**Dataset excerpts**
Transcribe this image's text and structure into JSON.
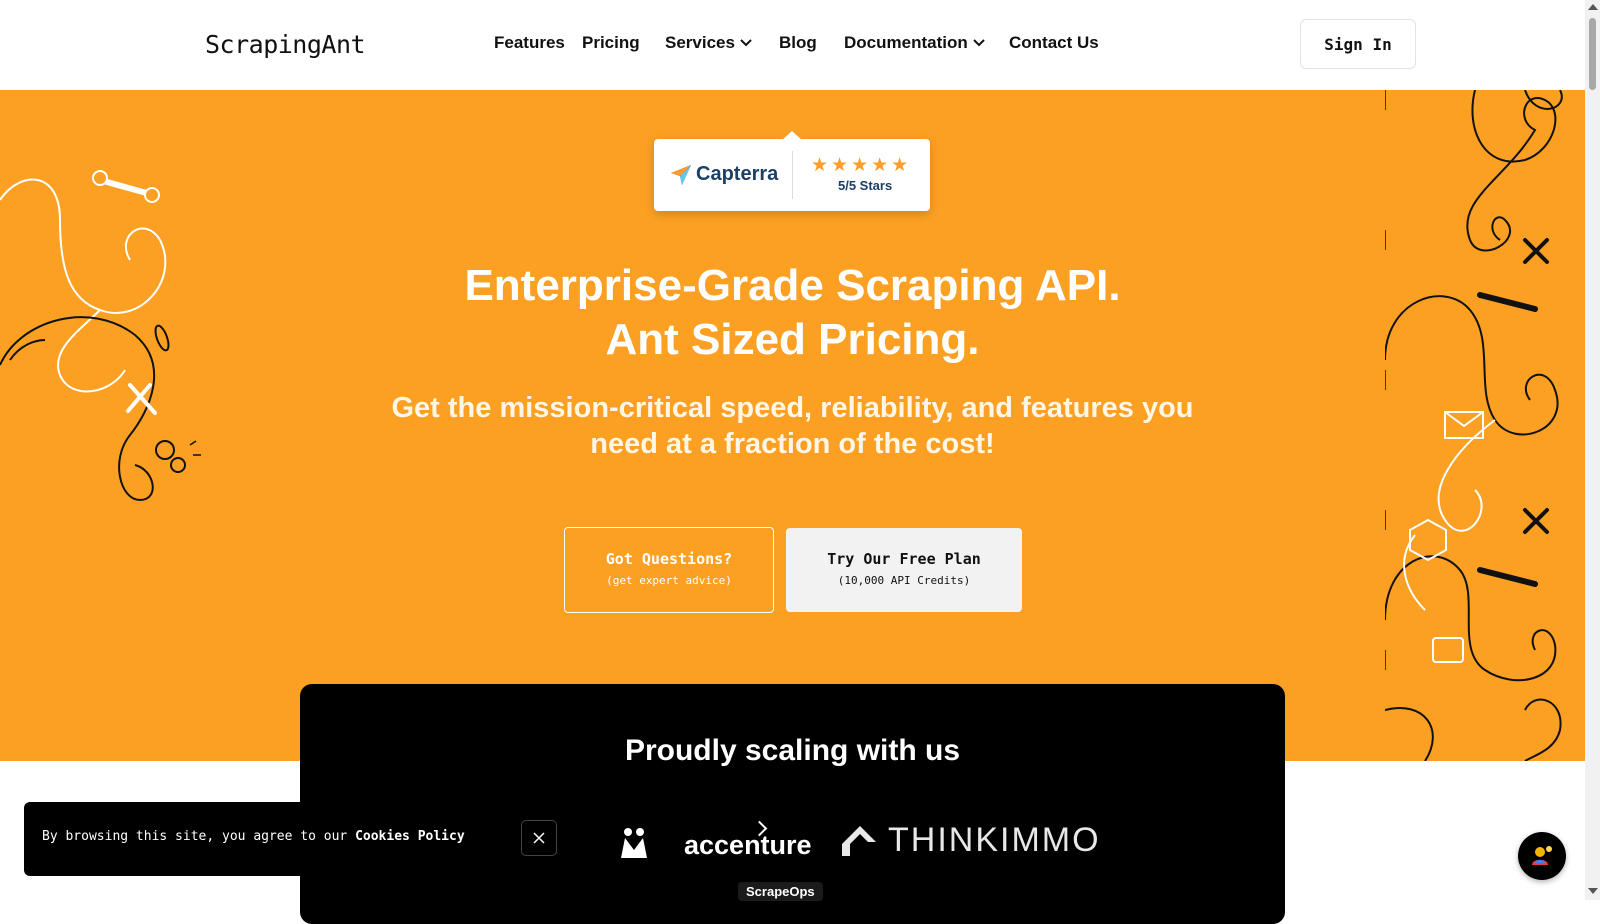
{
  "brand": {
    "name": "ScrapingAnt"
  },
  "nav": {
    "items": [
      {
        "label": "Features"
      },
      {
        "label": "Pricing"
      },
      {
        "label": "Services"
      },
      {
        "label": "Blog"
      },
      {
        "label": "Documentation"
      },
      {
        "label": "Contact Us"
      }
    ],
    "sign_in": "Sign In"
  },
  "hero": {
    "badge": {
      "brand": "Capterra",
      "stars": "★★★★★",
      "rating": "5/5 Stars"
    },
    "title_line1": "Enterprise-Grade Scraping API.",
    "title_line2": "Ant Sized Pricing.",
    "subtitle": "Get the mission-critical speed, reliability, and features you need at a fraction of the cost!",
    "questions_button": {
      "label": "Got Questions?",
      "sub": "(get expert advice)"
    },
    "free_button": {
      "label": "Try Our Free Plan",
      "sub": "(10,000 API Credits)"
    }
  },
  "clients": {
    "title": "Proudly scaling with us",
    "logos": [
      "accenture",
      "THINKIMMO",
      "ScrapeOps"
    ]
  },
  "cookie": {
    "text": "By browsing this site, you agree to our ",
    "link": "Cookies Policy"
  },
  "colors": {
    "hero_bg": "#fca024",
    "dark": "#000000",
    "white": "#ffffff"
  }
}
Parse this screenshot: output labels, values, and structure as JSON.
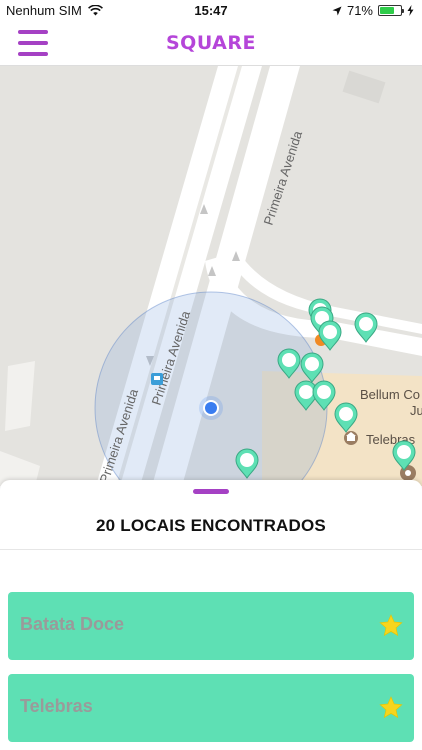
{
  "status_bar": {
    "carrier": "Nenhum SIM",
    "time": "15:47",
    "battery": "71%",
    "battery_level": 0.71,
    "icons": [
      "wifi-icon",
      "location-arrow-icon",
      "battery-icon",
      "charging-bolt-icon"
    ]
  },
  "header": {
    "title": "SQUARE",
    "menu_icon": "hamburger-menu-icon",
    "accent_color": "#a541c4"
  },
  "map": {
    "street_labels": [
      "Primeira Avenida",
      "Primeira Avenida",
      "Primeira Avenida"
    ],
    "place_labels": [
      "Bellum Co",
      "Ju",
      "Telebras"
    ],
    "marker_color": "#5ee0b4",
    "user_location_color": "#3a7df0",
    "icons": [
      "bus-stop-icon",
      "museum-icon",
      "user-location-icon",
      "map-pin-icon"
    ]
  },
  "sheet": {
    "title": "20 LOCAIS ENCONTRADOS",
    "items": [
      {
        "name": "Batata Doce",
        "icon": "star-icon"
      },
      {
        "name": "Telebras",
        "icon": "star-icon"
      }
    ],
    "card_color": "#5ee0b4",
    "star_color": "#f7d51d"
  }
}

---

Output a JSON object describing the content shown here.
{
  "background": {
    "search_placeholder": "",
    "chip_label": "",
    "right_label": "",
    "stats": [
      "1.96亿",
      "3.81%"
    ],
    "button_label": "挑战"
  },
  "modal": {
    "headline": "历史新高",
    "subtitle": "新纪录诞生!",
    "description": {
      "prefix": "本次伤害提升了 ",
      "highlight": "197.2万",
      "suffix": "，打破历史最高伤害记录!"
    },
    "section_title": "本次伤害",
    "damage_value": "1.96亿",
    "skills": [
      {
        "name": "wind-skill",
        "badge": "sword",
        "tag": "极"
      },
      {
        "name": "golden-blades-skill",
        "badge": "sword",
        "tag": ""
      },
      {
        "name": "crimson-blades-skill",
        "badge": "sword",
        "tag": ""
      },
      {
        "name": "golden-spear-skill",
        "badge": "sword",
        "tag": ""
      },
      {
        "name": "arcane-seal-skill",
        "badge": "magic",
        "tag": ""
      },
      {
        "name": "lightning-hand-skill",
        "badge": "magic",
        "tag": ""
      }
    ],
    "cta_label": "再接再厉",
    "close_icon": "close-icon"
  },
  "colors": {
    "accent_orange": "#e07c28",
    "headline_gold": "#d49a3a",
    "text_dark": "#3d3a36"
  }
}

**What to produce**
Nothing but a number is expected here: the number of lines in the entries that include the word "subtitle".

**Answer section**
2